Grover Norquist, long a disciple of lower taxes and smaller government, says Team Brownback was also hampered by a Legislature reluctant to make politically dicey budget cuts and court decisions that mandated more school spending by the state. (In fact, the courts have only ruled so far that the state needed to send more education dollars to school districts with undersized property tax bases. A judicial decision on whether the state puts enough into all schools is still pending.)
“Kansas is challenged because you didn’t rein in spending like you needed to,” said Norquist, the president of Americans for Tax Reform.
“The sum total of Kansas policy,” he said, “much of it driven by the courts, is you’re spending too much money.”
Norquist once called Brownback’s 2013 proposal to phase out income tax “genius.” Now he’d rather not point to Kansas as a supply-side prototype. Instead, he suggests North Carolina.
“North Carolina was as aggressive on rate reductions, but they kept spending down,” Norquist said. “You have a bunch of Republicans (in Kansas) that don’t mind spending.”
He said the Kansas Legislature should spend more time reining in spending instead of raising taxes.
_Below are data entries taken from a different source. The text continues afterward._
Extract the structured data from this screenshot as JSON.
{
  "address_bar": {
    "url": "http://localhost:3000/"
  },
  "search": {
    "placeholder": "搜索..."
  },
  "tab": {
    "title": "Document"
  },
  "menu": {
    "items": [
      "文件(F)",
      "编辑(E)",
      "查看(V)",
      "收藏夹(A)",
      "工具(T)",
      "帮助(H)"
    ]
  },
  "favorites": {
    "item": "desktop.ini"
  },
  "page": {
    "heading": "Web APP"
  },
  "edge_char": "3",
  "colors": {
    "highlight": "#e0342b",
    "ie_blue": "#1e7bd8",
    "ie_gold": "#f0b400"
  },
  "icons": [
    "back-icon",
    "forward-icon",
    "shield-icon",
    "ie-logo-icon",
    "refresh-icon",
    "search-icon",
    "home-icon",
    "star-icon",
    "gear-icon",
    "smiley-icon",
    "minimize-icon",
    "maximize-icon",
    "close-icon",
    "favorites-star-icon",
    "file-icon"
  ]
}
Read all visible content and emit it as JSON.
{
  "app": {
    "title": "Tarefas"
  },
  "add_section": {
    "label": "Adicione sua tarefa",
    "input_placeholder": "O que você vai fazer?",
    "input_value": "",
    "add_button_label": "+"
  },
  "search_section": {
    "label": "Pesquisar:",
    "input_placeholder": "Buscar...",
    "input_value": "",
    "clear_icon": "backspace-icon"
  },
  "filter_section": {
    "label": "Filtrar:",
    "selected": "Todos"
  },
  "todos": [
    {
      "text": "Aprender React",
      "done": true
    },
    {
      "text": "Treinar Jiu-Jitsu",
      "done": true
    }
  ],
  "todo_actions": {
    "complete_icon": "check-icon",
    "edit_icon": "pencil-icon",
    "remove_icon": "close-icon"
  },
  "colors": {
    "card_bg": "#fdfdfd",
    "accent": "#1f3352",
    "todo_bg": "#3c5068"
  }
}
“Raising taxes,” he added, “is what legislators do if they’re not competent to govern.”
Norquist told The Star that Ryan is working with Trump’s team to merge their tax-cut plans. Meanwhile, those fighting against those plans surely will point to Kansas as a cautionary tale.
“The Kansas case certainly helps to push back on the argument that when you have these supply-side tax cuts, they pay for themselves,” said Hunter Blair, a budget analyst at the Economic Policy Institute, a left-leaning think tank in Washington, D.C. “You’re going to blow a hole in your budget. … Kansas is a good example of that.”
Indeed, even the conservative Tax Foundation estimates Trump’s tax-cut plan will cost about $4 trillion, even when accounting for strong economic growth. Ryan’s plan, under that same optimistic scenario, would reduce federal revenue by $200 billion.
If growth comes as predicted, the cuts will cost much less in later decades, said Pomerleau, of the Tax Foundation.
As Brownback has learned, banking on voters’ patience — and fellow politicians’ nerve — while waiting for supply-side policies to play out carries real political risk.
Since Brownback’s tax cuts passed, Kansas saw personal income and gross domestic product grow at a combined rate of 1.6 percent, compared to more than 3 percent for the country and more than 2.7 percent for the region. Private non-farm job growth in Kansas was about half that of the nation and surrounding states.
“We’re about a half-decade into the plan, and we’ve not seen the growth that we’re promised,” said Heidi Holliday, the executive director of the Kansas Center for Economic Growth, a bipartisan group that’s regularly critical of Brownback’s tax policies.
Plummeting state revenue forced spending cuts, which critics said could discourage new firms from coming to the state. And although the number of new businesses in the state increased, analysts said they tended to be small support operations that formed LLCs to take advantage of Brownback tax breaks.
“It benefited some people who didn’t need it,” said Jeremy Hill, the director of the Center for Economic Development and Business Research at Wichita State University.
In what could perhaps be a sign of Ryan’s reluctance to associate his proposals with those of his troubled former boss, his office did not respond to requests for comment or written questions submitted by The Star.
But Brownback has some advice for his protégé: Recognize that truly visionary change doesn’t happen easily.
“These things take time to get done. They take time to get implemented. They take time to be felt in the overall economy,” the governor said.
“But I think the country and the world (are) ready to see a stronger America, and this is a great moment to be sitting where Paul Ryan is sitting.”